PROBLEM DESCRIPTION:
Go through the lines below and retype each one exactly.

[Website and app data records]
--------------------------------------------------

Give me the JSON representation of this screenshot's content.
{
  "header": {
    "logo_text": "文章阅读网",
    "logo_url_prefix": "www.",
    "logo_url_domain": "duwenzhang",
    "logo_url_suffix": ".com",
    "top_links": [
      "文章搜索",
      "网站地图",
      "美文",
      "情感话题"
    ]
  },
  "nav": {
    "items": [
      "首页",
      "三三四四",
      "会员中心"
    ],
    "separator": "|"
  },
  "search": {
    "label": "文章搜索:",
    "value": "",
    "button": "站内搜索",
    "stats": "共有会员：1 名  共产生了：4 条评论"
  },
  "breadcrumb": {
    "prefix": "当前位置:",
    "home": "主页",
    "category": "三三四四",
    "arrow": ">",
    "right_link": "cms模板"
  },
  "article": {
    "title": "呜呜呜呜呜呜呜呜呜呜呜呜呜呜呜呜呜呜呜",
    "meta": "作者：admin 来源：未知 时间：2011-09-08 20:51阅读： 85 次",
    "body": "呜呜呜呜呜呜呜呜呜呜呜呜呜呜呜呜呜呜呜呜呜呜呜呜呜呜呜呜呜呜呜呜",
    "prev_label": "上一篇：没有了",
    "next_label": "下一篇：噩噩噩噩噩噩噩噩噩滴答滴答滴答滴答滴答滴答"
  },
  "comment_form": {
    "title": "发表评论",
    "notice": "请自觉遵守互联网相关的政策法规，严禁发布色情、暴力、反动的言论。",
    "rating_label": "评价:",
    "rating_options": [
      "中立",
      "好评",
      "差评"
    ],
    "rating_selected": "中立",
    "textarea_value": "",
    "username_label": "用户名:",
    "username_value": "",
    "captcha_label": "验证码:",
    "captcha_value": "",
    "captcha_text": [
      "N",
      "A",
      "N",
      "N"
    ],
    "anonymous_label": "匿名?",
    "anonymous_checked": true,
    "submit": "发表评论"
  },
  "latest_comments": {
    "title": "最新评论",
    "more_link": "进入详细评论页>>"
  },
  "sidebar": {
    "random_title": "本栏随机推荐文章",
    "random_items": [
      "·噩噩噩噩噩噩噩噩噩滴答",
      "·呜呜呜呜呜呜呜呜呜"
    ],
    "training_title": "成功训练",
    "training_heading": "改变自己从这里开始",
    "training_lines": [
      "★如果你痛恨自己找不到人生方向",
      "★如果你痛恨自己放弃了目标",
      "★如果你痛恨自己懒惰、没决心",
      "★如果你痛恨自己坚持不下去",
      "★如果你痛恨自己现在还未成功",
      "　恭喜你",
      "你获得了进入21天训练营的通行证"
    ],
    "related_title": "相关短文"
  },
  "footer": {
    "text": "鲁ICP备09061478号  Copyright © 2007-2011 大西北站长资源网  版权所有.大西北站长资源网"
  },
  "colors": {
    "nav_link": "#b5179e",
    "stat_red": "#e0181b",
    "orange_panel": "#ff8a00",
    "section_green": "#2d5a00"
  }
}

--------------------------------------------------

EXERCISE ANSWER:
Give me the JSON representation of this screenshot's content.
{
  "header": {
    "logo_text": "文章阅读网",
    "logo_url_prefix": "www.",
    "logo_url_domain": "duwenzhang",
    "logo_url_suffix": ".com",
    "top_links": [
      "文章搜索",
      "网站地图",
      "美文",
      "情感话题"
    ]
  },
  "nav": {
    "items": [
      "首页",
      "三三四四",
      "会员中心"
    ],
    "separator": "|"
  },
  "search": {
    "label": "文章搜索:",
    "value": "",
    "button": "站内搜索",
    "stats": "共有会员：1 名  共产生了：4 条评论"
  },
  "breadcrumb": {
    "prefix": "当前位置:",
    "home": "主页",
    "category": "三三四四",
    "arrow": ">",
    "right_link": "cms模板"
  },
  "article": {
    "title": "呜呜呜呜呜呜呜呜呜呜呜呜呜呜呜呜呜呜呜",
    "meta": "作者：admin 来源：未知 时间：2011-09-08 20:51阅读： 85 次",
    "body": "呜呜呜呜呜呜呜呜呜呜呜呜呜呜呜呜呜呜呜呜呜呜呜呜呜呜呜呜呜呜呜呜",
    "prev_label": "上一篇：没有了",
    "next_label": "下一篇：噩噩噩噩噩噩噩噩噩滴答滴答滴答滴答滴答滴答"
  },
  "comment_form": {
    "title": "发表评论",
    "notice": "请自觉遵守互联网相关的政策法规，严禁发布色情、暴力、反动的言论。",
    "rating_label": "评价:",
    "rating_options": [
      "中立",
      "好评",
      "差评"
    ],
    "rating_selected": "中立",
    "textarea_value": "",
    "username_label": "用户名:",
    "username_value": "",
    "captcha_label": "验证码:",
    "captcha_value": "",
    "captcha_text": [
      "N",
      "A",
      "N",
      "N"
    ],
    "anonymous_label": "匿名?",
    "anonymous_checked": true,
    "submit": "发表评论"
  },
  "latest_comments": {
    "title": "最新评论",
    "more_link": "进入详细评论页>>"
  },
  "sidebar": {
    "random_title": "本栏随机推荐文章",
    "random_items": [
      "·噩噩噩噩噩噩噩噩噩滴答",
      "·呜呜呜呜呜呜呜呜呜"
    ],
    "training_title": "成功训练",
    "training_heading": "改变自己从这里开始",
    "training_lines": [
      "★如果你痛恨自己找不到人生方向",
      "★如果你痛恨自己放弃了目标",
      "★如果你痛恨自己懒惰、没决心",
      "★如果你痛恨自己坚持不下去",
      "★如果你痛恨自己现在还未成功",
      "　恭喜你",
      "你获得了进入21天训练营的通行证"
    ],
    "related_title": "相关短文"
  },
  "footer": {
    "text": "鲁ICP备09061478号  Copyright © 2007-2011 大西北站长资源网  版权所有.大西北站长资源网"
  },
  "colors": {
    "nav_link": "#b5179e",
    "stat_red": "#e0181b",
    "orange_panel": "#ff8a00",
    "section_green": "#2d5a00"
  }
}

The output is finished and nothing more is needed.